The A8 is at the top of the ‘A’ series and not only takes some of my favourite bits from the S8, but also gives some clues about what the S9 might offer.
Also see: Samsung Galaxy S8 review
The biggest feature plucked from the S8 is the Infinity Display. The A8 boasts a 5.6-inch Super AMOLED panel with a 1080 x 2220 resolution and a slimmed down bezel. The screen doesn’t curve like the S8, but it looks great and is the perfect size if you don’t want to carry around a really big phone.
Actually, in general, the size of this phone is just about perfect. It’s the size of an iPhone 8, but with a noticeably bigger screen. The metal body wraps arounds the sides with a slightly rounded finish too, making it comfortable to hold in one hand. Lots of mid-range phones go big because it’s easier to fit all the components inside, but Samsung’s decision to make it a bit smaller will likely set it apart.
If you’ve used an S8 and S8 Plus for even a short amount of time you’ll likely have nightmares about the terrible position of the fingerprint scanner. In a move that I’m sure we’ll see on the S9, the scanner now sits below the camera on the back and as a result is a lot easier to hit. It’s still a tad on the small size and an odd shape, but it’s still a massive improvement.
Another feature that Samsung could have ditched is an IP-rating, but it hasn’t – the A8 is IP68 rated for water and dust resistance.
During my time with the phone the Samsung reps said how it focused a lot on the cameras here. There’s a 16MP, f/1.7 sensor on the back, and dual cameras on the front. Selfies are a big deal here and the combination of a 16MP (f/1.9) and 8MP (f/1.9) camera on the front lets you take those silky, bokeh-rich snaps that blur the background.
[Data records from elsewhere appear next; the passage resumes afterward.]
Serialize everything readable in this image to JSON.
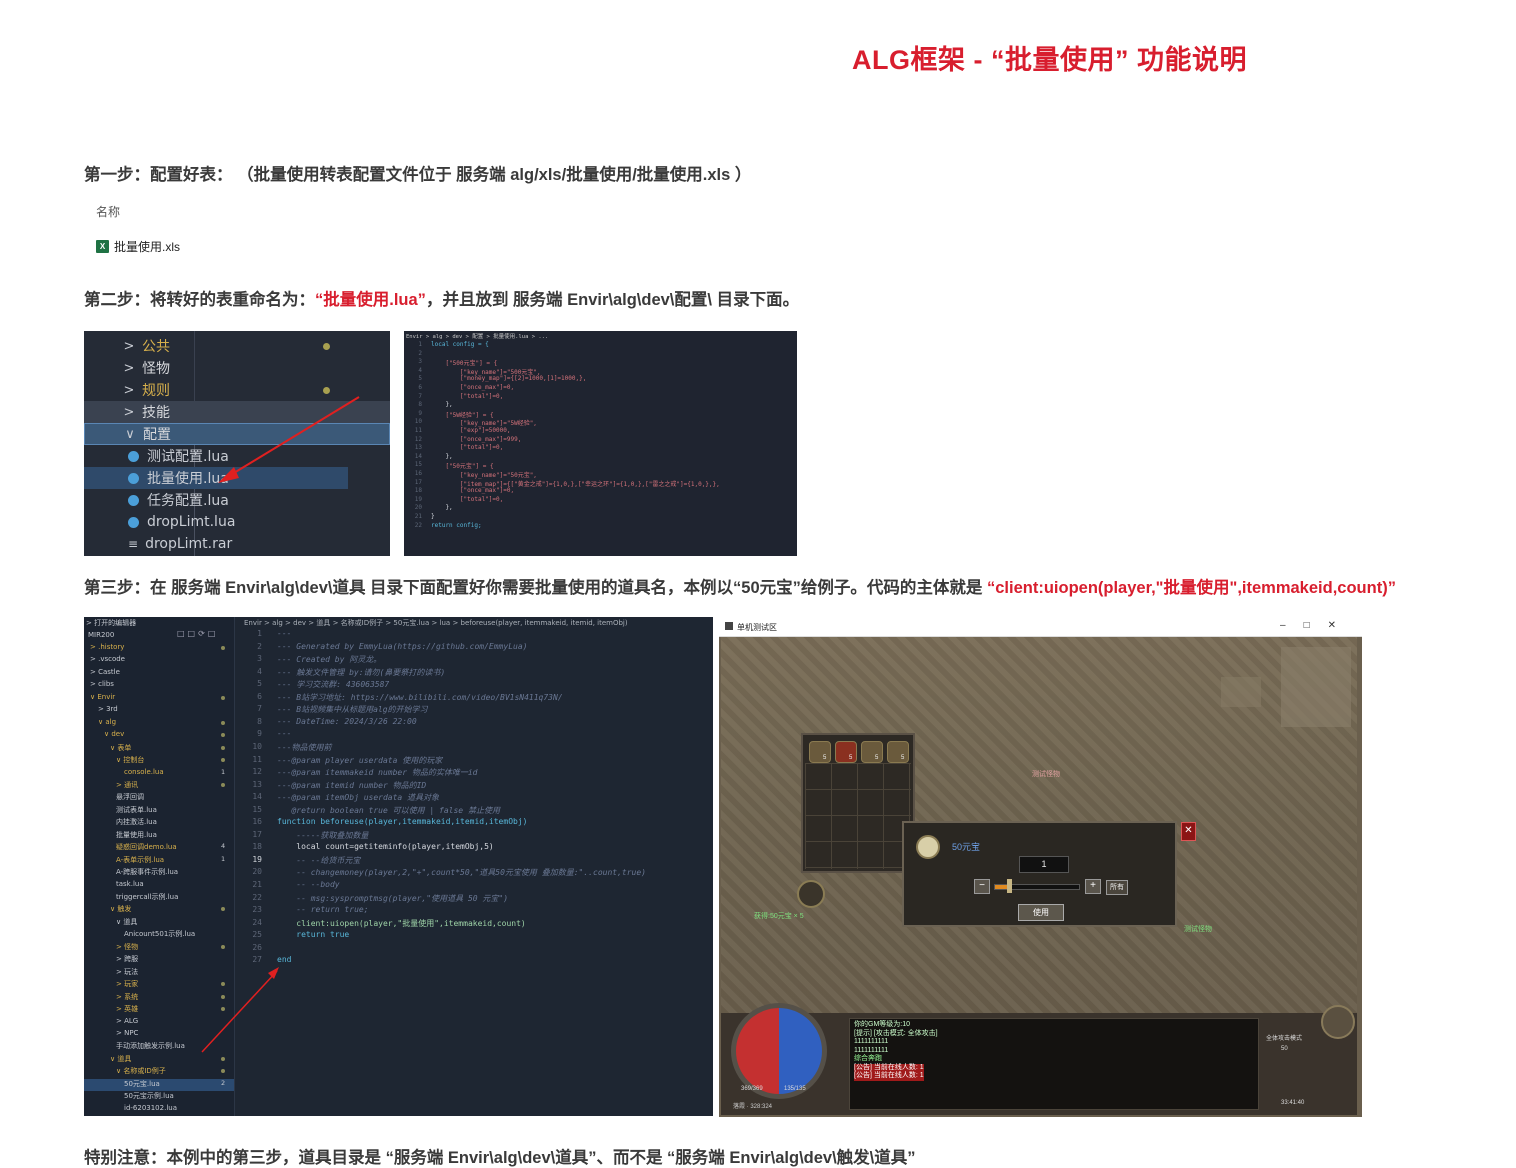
{
  "title": "ALG框架 - “批量使用” 功能说明",
  "step1": {
    "text": "第一步：配置好表：   （批量使用转表配置文件位于 服务端 alg/xls/批量使用/批量使用.xls ）"
  },
  "file_list": {
    "header": "名称",
    "file": "批量使用.xls",
    "icon": "excel-icon"
  },
  "step2": {
    "prefix": "第二步：将转好的表重命名为：",
    "highlight": "“批量使用.lua”",
    "suffix": "，并且放到 服务端 Envir\\alg\\dev\\配置\\ 目录下面。"
  },
  "explorer": {
    "items": [
      {
        "label": "公共",
        "type": "folder"
      },
      {
        "label": "怪物",
        "type": "folder-white"
      },
      {
        "label": "规则",
        "type": "folder"
      },
      {
        "label": "技能",
        "type": "folder-white"
      },
      {
        "label": "配置",
        "type": "folder-open"
      },
      {
        "label": "测试配置.lua",
        "type": "lua"
      },
      {
        "label": "批量使用.lua",
        "type": "lua"
      },
      {
        "label": "任务配置.lua",
        "type": "lua"
      },
      {
        "label": "dropLimt.lua",
        "type": "lua"
      },
      {
        "label": "dropLimt.rar",
        "type": "rar"
      }
    ]
  },
  "config_code": {
    "crumb": "Envir > alg > dev > 配置 > 批量使用.lua > ...",
    "lines": [
      {
        "n": "1",
        "t": "local config = {"
      },
      {
        "n": "2",
        "t": ""
      },
      {
        "n": "3",
        "t": "    [\"500元宝\"] = {"
      },
      {
        "n": "4",
        "t": "        [\"key_name\"]=\"500元宝\","
      },
      {
        "n": "5",
        "t": "        [\"money_map\"]={[2]=1000,[1]=1000,},"
      },
      {
        "n": "6",
        "t": "        [\"once_max\"]=0,"
      },
      {
        "n": "7",
        "t": "        [\"total\"]=0,"
      },
      {
        "n": "8",
        "t": "    },"
      },
      {
        "n": "9",
        "t": "    [\"5W经验\"] = {"
      },
      {
        "n": "10",
        "t": "        [\"key_name\"]=\"5W经验\","
      },
      {
        "n": "11",
        "t": "        [\"exp\"]=50000,"
      },
      {
        "n": "12",
        "t": "        [\"once_max\"]=999,"
      },
      {
        "n": "13",
        "t": "        [\"total\"]=0,"
      },
      {
        "n": "14",
        "t": "    },"
      },
      {
        "n": "15",
        "t": "    [\"50元宝\"] = {"
      },
      {
        "n": "16",
        "t": "        [\"key_name\"]=\"50元宝\","
      },
      {
        "n": "17",
        "t": "        [\"item_map\"]={[\"黄金之戒\"]={1,0,},[\"幸运之环\"]={1,0,},[\"雷之之戒\"]={1,0,},},"
      },
      {
        "n": "18",
        "t": "        [\"once_max\"]=0,"
      },
      {
        "n": "19",
        "t": "        [\"total\"]=0,"
      },
      {
        "n": "20",
        "t": "    },"
      },
      {
        "n": "21",
        "t": "}"
      },
      {
        "n": "22",
        "t": "return config;"
      }
    ]
  },
  "step3": {
    "prefix": "第三步：在 服务端 Envir\\alg\\dev\\道具 目录下面配置好你需要批量使用的道具名，本例以“50元宝”给例子。代码的主体就是 ",
    "highlight": "“client:uiopen(player,\"批量使用\",itemmakeid,count)”"
  },
  "vscode": {
    "side_header": "> 打开的编辑器",
    "project": "MIR200",
    "crumb": "Envir > alg > dev > 道具 > 名称或ID例子 > 50元宝.lua > lua > beforeuse(player, itemmakeid, itemid, itemObj)",
    "tree": [
      {
        "label": "> .history",
        "x": 6,
        "fold": true,
        "dot": true
      },
      {
        "label": "> .vscode",
        "x": 6
      },
      {
        "label": "> Castle",
        "x": 6
      },
      {
        "label": "> clibs",
        "x": 6
      },
      {
        "label": "∨ Envir",
        "x": 6,
        "fold": true,
        "dot": true
      },
      {
        "label": "> 3rd",
        "x": 14
      },
      {
        "label": "∨ alg",
        "x": 14,
        "fold": true,
        "dot": true
      },
      {
        "label": "∨ dev",
        "x": 20,
        "fold": true,
        "dot": true
      },
      {
        "label": "∨ 表单",
        "x": 26,
        "fold": true,
        "dot": true
      },
      {
        "label": "∨ 控制台",
        "x": 32,
        "fold": true,
        "dot": true
      },
      {
        "label": "console.lua",
        "x": 40,
        "fold": true,
        "badge": "1"
      },
      {
        "label": "> 通讯",
        "x": 32,
        "fold": true,
        "dot": true
      },
      {
        "label": "悬浮回调",
        "x": 32
      },
      {
        "label": "测试表单.lua",
        "x": 32
      },
      {
        "label": "内挂激活.lua",
        "x": 32
      },
      {
        "label": "批量使用.lua",
        "x": 32
      },
      {
        "label": "疑惑回调demo.lua",
        "x": 32,
        "fold": true,
        "badge": "4"
      },
      {
        "label": "A-表单示例.lua",
        "x": 32,
        "fold": true,
        "badge": "1"
      },
      {
        "label": "A-跨服事件示例.lua",
        "x": 32
      },
      {
        "label": "task.lua",
        "x": 32
      },
      {
        "label": "triggercall示例.lua",
        "x": 32
      },
      {
        "label": "∨ 触发",
        "x": 26,
        "fold": true,
        "dot": true
      },
      {
        "label": "∨ 道具",
        "x": 32
      },
      {
        "label": "Anicount501示例.lua",
        "x": 40
      },
      {
        "label": "> 怪物",
        "x": 32,
        "fold": true,
        "dot": true
      },
      {
        "label": "> 跨服",
        "x": 32
      },
      {
        "label": "> 玩法",
        "x": 32
      },
      {
        "label": "> 玩家",
        "x": 32,
        "fold": true,
        "dot": true
      },
      {
        "label": "> 系统",
        "x": 32,
        "fold": true,
        "dot": true
      },
      {
        "label": "> 英雄",
        "x": 32,
        "fold": true,
        "dot": true
      },
      {
        "label": "> ALG",
        "x": 32
      },
      {
        "label": "> NPC",
        "x": 32
      },
      {
        "label": "手动添加触发示例.lua",
        "x": 32
      },
      {
        "label": "∨ 道具",
        "x": 26,
        "fold": true,
        "dot": true
      },
      {
        "label": "∨ 名称或ID例子",
        "x": 32,
        "fold": true,
        "dot": true
      },
      {
        "label": "50元宝.lua",
        "x": 40,
        "badge": "2"
      },
      {
        "label": "50元宝示例.lua",
        "x": 40
      },
      {
        "label": "id-6203102.lua",
        "x": 40
      }
    ],
    "lines": [
      {
        "n": "1",
        "t": "---",
        "code": false
      },
      {
        "n": "2",
        "t": "--- Generated by EmmyLua(https://github.com/EmmyLua)",
        "code": false
      },
      {
        "n": "3",
        "t": "--- Created by 阿灵龙。",
        "code": false
      },
      {
        "n": "4",
        "t": "--- 触发文件管理 by:请勿(鼻要祭打的读书)",
        "code": false
      },
      {
        "n": "5",
        "t": "--- 学习交流群: 436063587",
        "code": false
      },
      {
        "n": "6",
        "t": "--- B站学习地址: https://www.bilibili.com/video/BV1sN411q73N/",
        "code": false
      },
      {
        "n": "7",
        "t": "--- B站视频集中从标题用alg的开始学习",
        "code": false
      },
      {
        "n": "8",
        "t": "--- DateTime: 2024/3/26 22:00",
        "code": false
      },
      {
        "n": "9",
        "t": "---",
        "code": false
      },
      {
        "n": "10",
        "t": "---物品使用前",
        "code": false
      },
      {
        "n": "11",
        "t": "---@param player userdata 使用的玩家",
        "code": false
      },
      {
        "n": "12",
        "t": "---@param itemmakeid number 物品的实体唯一id",
        "code": false
      },
      {
        "n": "13",
        "t": "---@param itemid number 物品的ID",
        "code": false
      },
      {
        "n": "14",
        "t": "---@param itemObj userdata 道具对象",
        "code": false
      },
      {
        "n": "15",
        "t": "   @return boolean true 可以使用 | false 禁止使用",
        "code": false
      },
      {
        "n": "16",
        "t": "function beforeuse(player,itemmakeid,itemid,itemObj)",
        "code": true
      },
      {
        "n": "17",
        "t": "    -----获取叠加数量",
        "code": false
      },
      {
        "n": "18",
        "t": "    local count=getiteminfo(player,itemObj,5)",
        "code": true
      },
      {
        "n": "19",
        "t": "    -- --给货币元宝",
        "code": false
      },
      {
        "n": "20",
        "t": "    -- changemoney(player,2,\"+\",count*50,\"道具50元宝使用 叠加数量:\"..count,true)",
        "code": false
      },
      {
        "n": "21",
        "t": "    -- --body",
        "code": false
      },
      {
        "n": "22",
        "t": "    -- msg:syspromptmsg(player,\"使用道具 50 元宝\")",
        "code": false
      },
      {
        "n": "23",
        "t": "    -- return true;",
        "code": false
      },
      {
        "n": "24",
        "t": "    client:uiopen(player,\"批量使用\",itemmakeid,count)",
        "code": true
      },
      {
        "n": "25",
        "t": "    return true",
        "code": true
      },
      {
        "n": "26",
        "t": "",
        "code": true
      },
      {
        "n": "27",
        "t": "end",
        "code": true
      }
    ]
  },
  "game": {
    "window_title": "单机测试区",
    "window_buttons": "–□✕",
    "item_name": "50元宝",
    "quantity": "1",
    "quantity_fraction": 0.15,
    "minus": "−",
    "plus": "+",
    "all_label": "所有",
    "use_label": "使用",
    "close": "✕",
    "slot_counts": [
      "5",
      "5",
      "5",
      "5"
    ],
    "ground_label_1": "获得:50元宝 × 5",
    "ground_label_2": "测试怪物",
    "ground_label_3": "测试怪物",
    "hp": "369/369",
    "mp": "135/135",
    "coords": "落霞 · 328:324",
    "chat": [
      "你的GM等级为:10",
      "[提示] [攻击模式: 全体攻击]",
      "1111111111",
      "1111111111",
      "综合奔跑"
    ],
    "chat_warn": [
      "[公告] 当前在线人数: 1",
      "[公告] 当前在线人数: 1"
    ],
    "mode": "全体攻击模式",
    "level": "50",
    "right_hud": "33:41:40"
  },
  "note": "特别注意：本例中的第三步，道具目录是 “服务端 Envir\\alg\\dev\\道具”、而不是 “服务端 Envir\\alg\\dev\\触发\\道具”"
}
The Live Focus feature from the Note 8 is here and it worked well during my short demo – giving you deeper control about how much blur you want.
Running the show is an Exynos 7785 (this will likely be switched for a Snapdragon variation in the USA) processor, along with 4GB RAM. This won’t match phones like the OnePlus 5T for sheer grunt, but will be powerful enough to play games and usual day-to-day stuff. 32GB storage comes as standard, but the microSD slot will take cards up to 256GB.
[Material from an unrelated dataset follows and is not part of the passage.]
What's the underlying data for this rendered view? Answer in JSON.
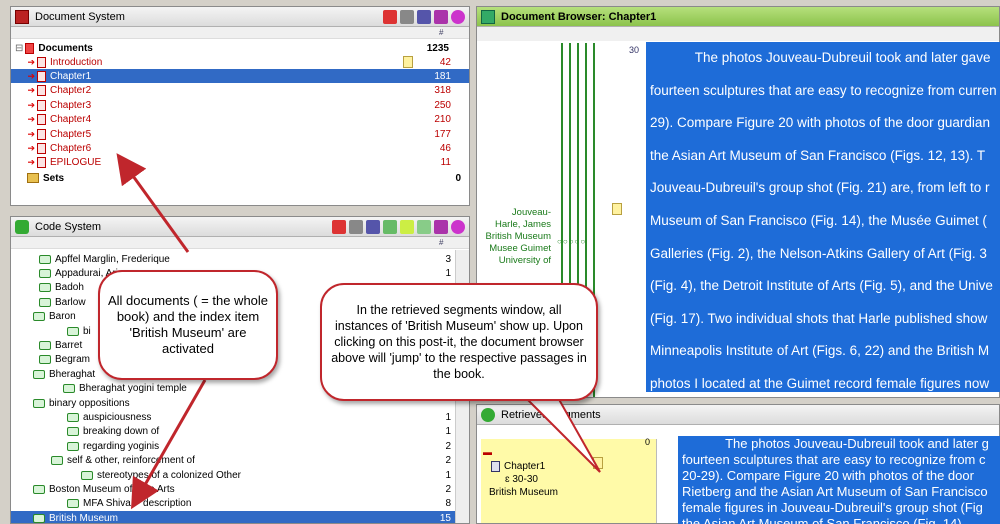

A 3000mAh battery sits inside the phone, which should be enough for a day of use, and it supports fast charging through the USB-C port. There’s no wireless charging, though.
On the software side of things, everything feels very much like the S8 and Note 8. It’s still running Android 7.1.1 (boooo) but Samsung’s UI layer is a lot more pleasing than it once was. As you can probably guess, Bixby is a big focus for Samsung and the slightly dodgy assistant is fully-baked into the A8. It doesn’t have its own dedicated button, but that’s probably a good thing.